Skip to main content
You are the owner of this article.
You have permission to edit this article.

Opinion: Property owners used creativity to enjoy swimming

Before the development of neighborhoods and country clubs with swimming pools as an amenity, people had to use some ingenuity to have a place to swim. Often swimming was done in a nearby creek or lake. Sometimes a lake or pond was dug on the property.

Through the 1940s and 1950s the only people with pools in the areas north of Atlanta were owners of summer homes or those who worked in the city but decided they wanted to experience living in the country.

The William Wardlaw summer home, built in the 1930s, had a pool and changing rooms for guests. The home was on Mount Vernon Road in today’s Dunwoody Club Forest subdivision.
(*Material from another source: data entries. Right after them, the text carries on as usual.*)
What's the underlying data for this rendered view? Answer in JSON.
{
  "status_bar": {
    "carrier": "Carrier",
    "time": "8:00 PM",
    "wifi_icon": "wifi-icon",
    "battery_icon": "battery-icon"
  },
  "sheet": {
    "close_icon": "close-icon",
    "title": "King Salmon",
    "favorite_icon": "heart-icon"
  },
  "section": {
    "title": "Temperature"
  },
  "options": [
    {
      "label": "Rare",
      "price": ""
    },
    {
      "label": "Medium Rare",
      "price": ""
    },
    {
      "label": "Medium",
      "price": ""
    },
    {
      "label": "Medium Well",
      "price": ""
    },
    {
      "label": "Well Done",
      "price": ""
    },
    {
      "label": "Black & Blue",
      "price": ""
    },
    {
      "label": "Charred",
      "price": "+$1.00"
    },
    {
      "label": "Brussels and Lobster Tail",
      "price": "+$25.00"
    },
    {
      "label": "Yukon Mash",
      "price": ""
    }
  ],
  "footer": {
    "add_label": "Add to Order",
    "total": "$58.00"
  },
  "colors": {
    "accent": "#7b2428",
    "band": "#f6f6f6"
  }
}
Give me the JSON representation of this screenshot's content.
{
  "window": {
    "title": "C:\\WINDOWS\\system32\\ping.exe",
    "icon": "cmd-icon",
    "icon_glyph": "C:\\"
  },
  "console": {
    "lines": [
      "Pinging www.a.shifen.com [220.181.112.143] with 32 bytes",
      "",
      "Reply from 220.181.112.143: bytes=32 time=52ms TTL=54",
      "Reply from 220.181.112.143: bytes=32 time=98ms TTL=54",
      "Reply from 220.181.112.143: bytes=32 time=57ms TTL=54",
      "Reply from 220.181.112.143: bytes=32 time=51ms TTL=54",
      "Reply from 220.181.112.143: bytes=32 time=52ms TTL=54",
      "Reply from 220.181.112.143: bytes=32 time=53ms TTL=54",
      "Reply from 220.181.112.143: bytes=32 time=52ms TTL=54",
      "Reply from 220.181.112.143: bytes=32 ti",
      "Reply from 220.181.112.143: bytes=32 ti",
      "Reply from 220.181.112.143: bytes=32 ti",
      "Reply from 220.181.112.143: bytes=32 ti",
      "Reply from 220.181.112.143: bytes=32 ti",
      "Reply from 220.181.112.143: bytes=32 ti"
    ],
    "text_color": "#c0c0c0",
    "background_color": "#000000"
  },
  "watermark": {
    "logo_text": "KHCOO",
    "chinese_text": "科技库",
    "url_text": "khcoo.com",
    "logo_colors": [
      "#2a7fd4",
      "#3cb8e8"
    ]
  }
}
Lois Pattillo Bannister had a pool constructed near her home at the corner of Chamblee Dunwoody and Vermack roads. That home is known today as Donaldson-Bannister Farm. Stone from a nearby quarry was placed around the creek near the bridge at Vermack Road to form a swimming pool. She had changing rooms, a bath house and picnic tables built on the banks of the creek. Vermack Swim and Tennis is located on the property where Bannister built her creek pool.

Owners of the farm after Bannister continued to use and enjoy the pool. Hank and Meredith Ogden Conklin swam there while living at the farm with their parents, Henry and Leila Harris Ogden, between 1946 and 1956. 
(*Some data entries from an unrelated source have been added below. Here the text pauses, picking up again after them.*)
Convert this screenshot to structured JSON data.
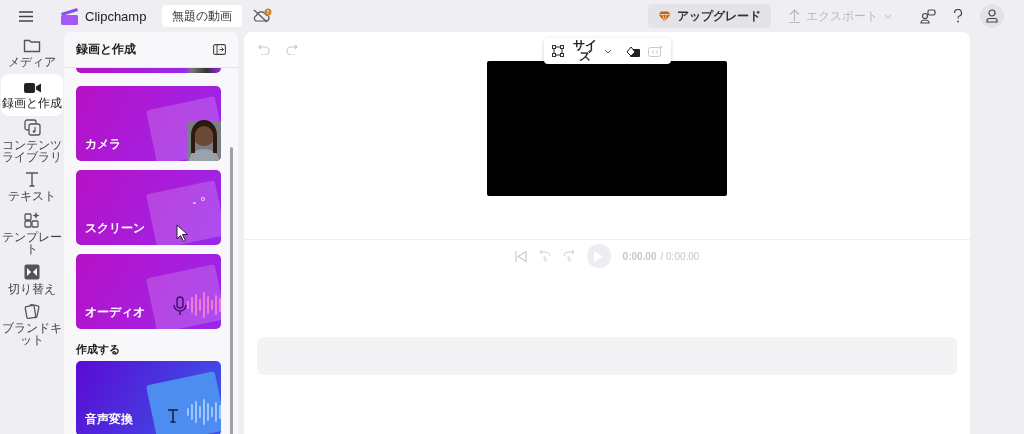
{
  "top_bar": {
    "app_name": "Clipchamp",
    "project_title": "無題の動画",
    "upgrade_button": "アップグレード",
    "export_button": {
      "label": "エクスポート",
      "disabled": true
    }
  },
  "rail": [
    {
      "label": "メディア",
      "selected": false
    },
    {
      "label": "録画と作成",
      "selected": true
    },
    {
      "label": "コンテンツライブラリ",
      "selected": false
    },
    {
      "label": "テキスト",
      "selected": false
    },
    {
      "label": "テンプレート",
      "selected": false
    },
    {
      "label": "切り替え",
      "selected": false
    },
    {
      "label": "ブランドキット",
      "selected": false
    }
  ],
  "panel": {
    "title": "録画と作成",
    "sections": [
      {
        "cards": [
          {
            "kind": "partial"
          },
          {
            "kind": "camera",
            "label": "カメラ"
          },
          {
            "kind": "screen",
            "label": "スクリーン"
          },
          {
            "kind": "audio",
            "label": "オーディオ"
          }
        ]
      },
      {
        "heading": "作成する",
        "cards": [
          {
            "kind": "tts",
            "label": "音声変換"
          }
        ]
      }
    ]
  },
  "stage": {
    "size_button": "サイズ",
    "time_current": "0:00.00",
    "time_total": "/ 0:00.00"
  }
}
Hank Ogden and sister Meredith swim in the pool created along Vermack Creek in this photo from 1955.

Bonnie Smith Nichols lived on the farm between 1956 and 1974 with her parents Frank and Hortense Smith and brother Frank. They also swam in the pool along the creek.

When Linda and David Chesnut owned the farm, the creek was no longer part of the property. They built a swimming pool on the north side of the home.

Longtime Dunwoody residents and neighbors Carlton Renfroe, Ann Renfroe, Keller Henderson Barron and Jane Autry all recalled swimming with various owners of Vermack Creek pool. Renfroe, who remembered the closest public pool was at Chastain Park, also swam at the Lawson General Hospital pool where his father worked.

The Nunnally home, in what is now River Oaks subdivision, had a metal pool next to the home for friends and family to enjoy.

Albert Martin, a descendant of the Goodwin family, recalled swimming at Silver Lake in Brookhaven. He lived in the Solomon Goodwin home for several years, previously located on Peachtree Road.

The Carroll McGaughey family had a pool at their home on Ridgeview Drive. They shared their home and pool with soldiers of World War II recovering at Veteran’s Hospital #48 in Brookhaven and Lawson General Hospital. (The Atlanta Constitution, August 16, 1946, “Veterans Feted by Elks Group”)

The Ramseys dug a lake on their property located behind the Dunwoody School. Carlton Renfroe and Keller Henderson Barron occasionally joined the Ramsey children and swam in the family lake.

Sally O’Keeffe Gurley Batson visited her grandmother Clara Cassidy’s summer house along Happy Hollow Road, known today as the Cassidy Lamb Home. The property had a creek pool, but Sally and the other children preferred their Uncle George Harvey Ferguson’s pool and slide across Happy Hollow.

Email Valerie at or visit her website at

Past Tense

Award-winning author Valerie Biggerstaff is a longtime columnist for Appen Media and the Dunwoody Crier. She lives in Sandy Springs.